Miss Peregrine’s Home for Peculiar Children, more horror than fantasy

photo+courtesy+of+screenrant.com
Back to Article
Back to Article

Miss Peregrine’s Home for Peculiar Children, more horror than fantasy

photo courtesy of screenrant.com

photo courtesy of screenrant.com

photo courtesy of screenrant.com

photo courtesy of screenrant.com

MiJin Cho, Business Manager

Hang on for a minute...we're trying to find some more stories you might like.


Email This Story

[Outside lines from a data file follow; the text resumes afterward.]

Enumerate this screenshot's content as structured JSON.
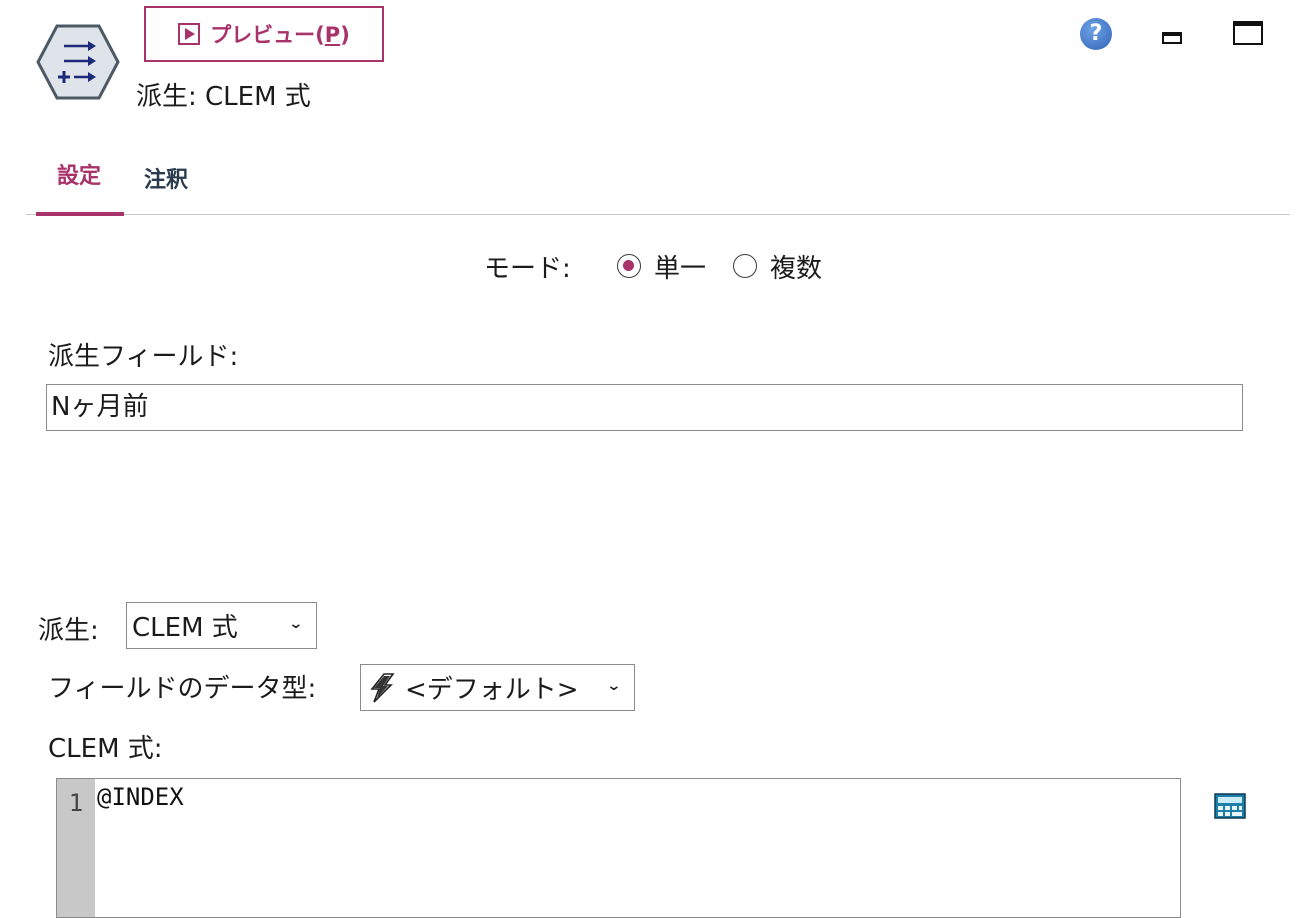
{
  "header": {
    "preview_label": "プレビュー(",
    "preview_mnemonic": "P",
    "preview_close": ")",
    "node_title": "派生: CLEM 式",
    "help_glyph": "?"
  },
  "tabs": [
    {
      "label": "設定",
      "active": true
    },
    {
      "label": "注釈",
      "active": false
    }
  ],
  "mode": {
    "label": "モード:",
    "options": [
      {
        "label": "単一",
        "selected": true
      },
      {
        "label": "複数",
        "selected": false
      }
    ]
  },
  "derive_field": {
    "label": "派生フィールド:",
    "value": "Nヶ月前"
  },
  "derive_as": {
    "label": "派生:",
    "selected": "CLEM 式"
  },
  "field_type": {
    "label": "フィールドのデータ型:",
    "selected": "<デフォルト>"
  },
  "clem": {
    "label": "CLEM 式:",
    "lines": [
      {
        "number": "1",
        "code": "@INDEX"
      }
    ]
  },
  "colors": {
    "accent": "#a8326a",
    "tab_inactive": "#2a3b4d",
    "help_blue": "#2f64b8",
    "gutter": "#c8c8c8"
  },
  "icons": {
    "node": "derive-node-icon",
    "preview": "play-icon",
    "help": "help-icon",
    "minimize": "minimize-icon",
    "maximize": "maximize-icon",
    "field_type": "lightning-bolt-icon",
    "expression_builder": "calculator-icon"
  }
}
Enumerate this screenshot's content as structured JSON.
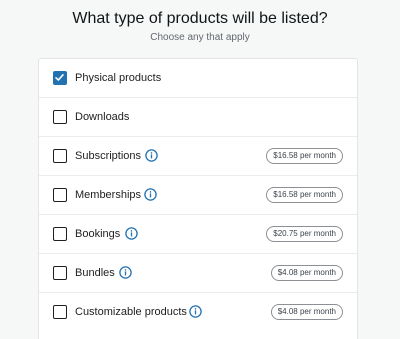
{
  "header": {
    "title": "What type of products will be listed?",
    "subtitle": "Choose any that apply"
  },
  "options": [
    {
      "label": "Physical products",
      "checked": true,
      "info": false,
      "price": ""
    },
    {
      "label": "Downloads",
      "checked": false,
      "info": false,
      "price": ""
    },
    {
      "label": "Subscriptions",
      "checked": false,
      "info": true,
      "price": "$16.58 per month"
    },
    {
      "label": "Memberships",
      "checked": false,
      "info": true,
      "price": "$16.58 per month"
    },
    {
      "label": "Bookings",
      "checked": false,
      "info": true,
      "price": "$20.75 per month"
    },
    {
      "label": "Bundles",
      "checked": false,
      "info": true,
      "price": "$4.08 per month"
    },
    {
      "label": "Customizable products",
      "checked": false,
      "info": true,
      "price": "$4.08 per month"
    }
  ],
  "colors": {
    "accent": "#2271b1",
    "info_icon": "#2271b1",
    "background": "#f6f7f7"
  },
  "icons": {
    "checkmark": "checkmark-icon",
    "info": "info-icon"
  }
}
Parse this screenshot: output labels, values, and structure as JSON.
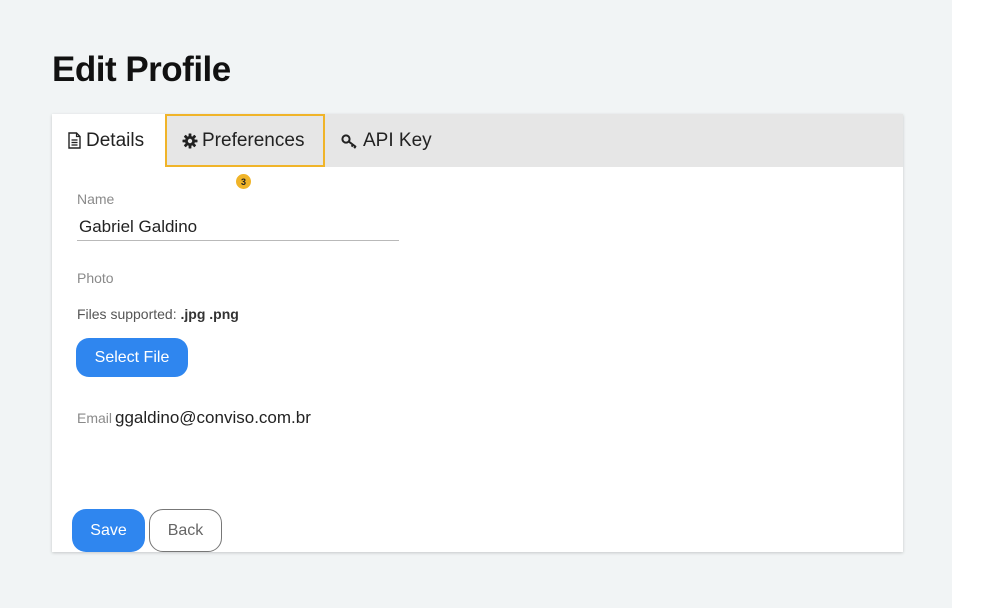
{
  "page": {
    "title": "Edit Profile"
  },
  "tabs": {
    "details": {
      "label": "Details",
      "icon": "file-text-icon"
    },
    "preferences": {
      "label": "Preferences",
      "icon": "gear-icon",
      "badge": "3"
    },
    "api_key": {
      "label": "API Key",
      "icon": "key-icon"
    }
  },
  "form": {
    "name_label": "Name",
    "name_value": "Gabriel Galdino",
    "photo_label": "Photo",
    "files_supported_label": "Files supported:",
    "files_supported_types": ".jpg .png",
    "select_file_label": "Select File",
    "email_label": "Email",
    "email_value": "ggaldino@conviso.com.br"
  },
  "actions": {
    "save_label": "Save",
    "back_label": "Back"
  },
  "colors": {
    "page_background": "#f1f4f5",
    "primary": "#2f86ef",
    "highlight": "#f0b429",
    "tabbar": "#e6e6e6"
  }
}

Ransom Riggs may have intended for his novel, Miss Peregrine’s Home for Peculiar Children, to turn into a fantasy/adventure movie; however, the film fits more into the broad genre of horror. Movie Director Tim Burton emphasized on the scariness and creepiness in the fantasy novel, published in 2011. When discovering the story for the first time through its movie premiere on Saturday Oct. 1, I found that the element of shock and close-ups to be persistent throughout the plot.

The movie began with the introduction of Ymbrynes and children with peculiarities in the form of old pictures on desks and chairs. The background track not only created a creepy aura but also added tension and anticipation for the rest of the movie. The main character Jacob Portman, played by Asa Butterfield, portrayed a confused yet curious teenager who has the ability to see the invisible hollowgasts. The first scene that shocked the audience was Jacob’s source of trauma when the movie shows a close-up of his grandfather’s missing eyes. The goosebumps grew as the dying man said his last words to Jacob.

As the children in Miss Peregrine’s home are introduced, each showcased his or her peculiarity — which were not always as simple as controlling air or fire. For example, a young boy named Enoch used hearts from other creatures to temporarily give life to his creation or a person. He created a battle between two deformed dolls with knifes in one hand and artificial hearts inside of them. These peculiar children added weirdness to the plot with their “powers”.

The major deal breaker between deciding with which genre the movie should be placed was the deal with eyes. In the plot, the mutated Ymbrynes and hollowgasts both had an obsession with this facial asset as it was their key to returning to their humanly ways. The final scene focused on eyes with the slowed-down, elaborated moment when a hollowgast physically pulled evil Dr. Golan’s eyes from his socket. The recall of that scene re-enforces the horror in Miss Peregrine’s Home for Peculiar Children.

Print Friendly, PDF & Email